During a conference after the April 20, 1999, shootings at Columbine High School in Colorado, which left 13 people dead and more than 20 others wounded, BCSC administrator Larry Perkinson said he learned that schools nationwide had experienced a 25 percent increase in safety concerns.
Since then, there have been 51 incidents with four or more fatalities in a single outburst of violence at American schools, resulting in nearly 300 deaths, according to the U.S. Secret Service.
“I’d hate to think concern has been diminished,” said Perkinson, his school district’s employee and student assistance coordinator.
In 81 percent of all school shootings, someone had information that the attacker was thinking about or was planning the shooting, according to the Secret Service.
“Our job is reminding the kids that we care about them,” Perkinson said.
“We want to establish relationships so they will trust us and share that information.”
Although awareness is always high right after a publicized school shooting, Wintin said it is up to everyone to pay attention to possible warning signs at all times.
With the belief that school corporations must keep up to date on new information and techniques, Hauser sent five teachers to safety conferences last year sponsored by the Indiana Department of Education.
Hauser will likely respond to Wednesday’s shootings in Florida by reviewing safety protocols that include lock-down drill practices, Wintin said.
As frustrating as it may be, Perkinson said there is no “magic umbrella” to protect all children from acts of homicide he describes as irrational and unforgivable.
However, school officials must go into business mode after these types of shootings, which includes reminding all of their constituencies to always remain vigilant, Perkinson said.
“But that doesn’t mean we don’t shed tears when children die, and we know it didn’t have to happen,” he said.
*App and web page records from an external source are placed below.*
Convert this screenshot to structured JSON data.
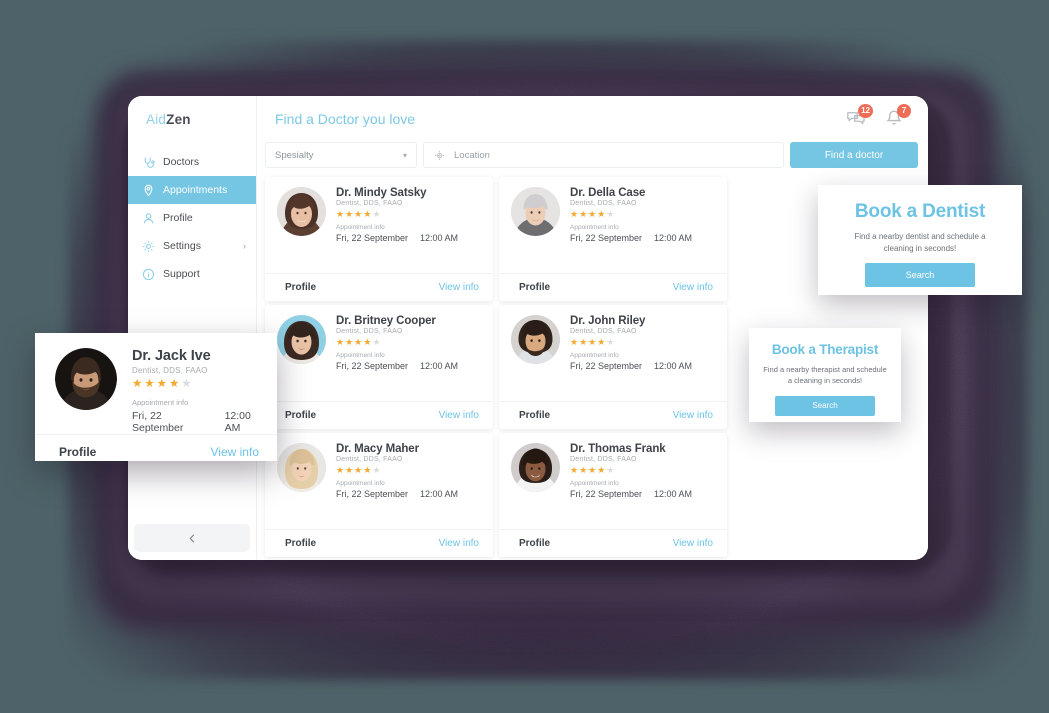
{
  "brand": {
    "part1": "Aid",
    "part2": "Zen"
  },
  "sidebar": {
    "items": [
      {
        "label": "Doctors",
        "icon": "stethoscope-icon",
        "active": false,
        "chevron": ""
      },
      {
        "label": "Appointments",
        "icon": "map-pin-icon",
        "active": true,
        "chevron": ""
      },
      {
        "label": "Profile",
        "icon": "user-icon",
        "active": false,
        "chevron": ""
      },
      {
        "label": "Settings",
        "icon": "gear-icon",
        "active": false,
        "chevron": "›"
      },
      {
        "label": "Support",
        "icon": "info-icon",
        "active": false,
        "chevron": ""
      }
    ],
    "collapse_icon": "chevron-left-icon"
  },
  "header": {
    "title": "Find a Doctor you love",
    "messages_icon": "chat-bubbles-icon",
    "messages_badge": "12",
    "notifications_icon": "bell-icon",
    "notifications_badge": "7"
  },
  "search": {
    "specialty_value": "Spesialty",
    "specialty_caret": "chevron-down-icon",
    "location_icon": "location-target-icon",
    "location_placeholder": "Location",
    "location_value": "",
    "find_button": "Find a doctor"
  },
  "labels": {
    "specialty_text": "Dentist, DDS, FAAO",
    "appointment_info": "Appointment info",
    "profile": "Profile",
    "view_info": "View info",
    "date": "Fri, 22 September",
    "time": "12:00 AM"
  },
  "doctors": [
    {
      "name": "Dr. Mindy Satsky",
      "specialty": "Dentist, DDS, FAAO",
      "rating": 4,
      "max_rating": 5,
      "appointment_label": "Appointment info",
      "date": "Fri, 22 September",
      "time": "12:00 AM",
      "profile": "Profile",
      "view_info": "View info",
      "avatar": "woman-brown-hair"
    },
    {
      "name": "Dr. Della Case",
      "specialty": "Dentist, DDS, FAAO",
      "rating": 4,
      "max_rating": 5,
      "appointment_label": "Appointment info",
      "date": "Fri, 22 September",
      "time": "12:00 AM",
      "profile": "Profile",
      "view_info": "View info",
      "avatar": "woman-grey-hair"
    },
    {
      "name": "Dr. Britney Cooper",
      "specialty": "Dentist, DDS, FAAO",
      "rating": 4,
      "max_rating": 5,
      "appointment_label": "Appointment info",
      "date": "Fri, 22 September",
      "time": "12:00 AM",
      "profile": "Profile",
      "view_info": "View info",
      "avatar": "woman-dark-hair"
    },
    {
      "name": "Dr. John Riley",
      "specialty": "Dentist, DDS, FAAO",
      "rating": 4,
      "max_rating": 5,
      "appointment_label": "Appointment info",
      "date": "Fri, 22 September",
      "time": "12:00 AM",
      "profile": "Profile",
      "view_info": "View info",
      "avatar": "man-curly-hair"
    },
    {
      "name": "Dr. Macy Maher",
      "specialty": "Dentist, DDS, FAAO",
      "rating": 4,
      "max_rating": 5,
      "appointment_label": "Appointment info",
      "date": "Fri, 22 September",
      "time": "12:00 AM",
      "profile": "Profile",
      "view_info": "View info",
      "avatar": "woman-blonde"
    },
    {
      "name": "Dr. Thomas Frank",
      "specialty": "Dentist, DDS, FAAO",
      "rating": 4,
      "max_rating": 5,
      "appointment_label": "Appointment info",
      "date": "Fri, 22 September",
      "time": "12:00 AM",
      "profile": "Profile",
      "view_info": "View info",
      "avatar": "man-smiling"
    }
  ],
  "featured_card": {
    "name": "Dr. Jack Ive",
    "specialty": "Dentist, DDS, FAAO",
    "rating": 4,
    "max_rating": 5,
    "appointment_label": "Appointment info",
    "date": "Fri, 22 September",
    "time": "12:00 AM",
    "profile": "Profile",
    "view_info": "View info",
    "avatar": "man-beard"
  },
  "promos": [
    {
      "title": "Book a Dentist",
      "description": "Find a nearby dentist and schedule a cleaning in seconds!",
      "button": "Search"
    },
    {
      "title": "Book a Therapist",
      "description": "Find a nearby therapist and schedule a cleaning in seconds!",
      "button": "Search"
    }
  ],
  "colors": {
    "accent": "#6dc3e4",
    "accent_dark": "#74c6e3",
    "badge": "#ef6c57",
    "star": "#f2a92f",
    "star_off": "#d9dde0",
    "text": "#3d4349",
    "muted": "#a6acb2",
    "backdrop": "#4e6369",
    "shadow": "#30243a"
  }
}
Gov. Eric Holcomb is directing that flags be lowered to half-staff across the state sunset Monday in honor of the Florida school shooting victims.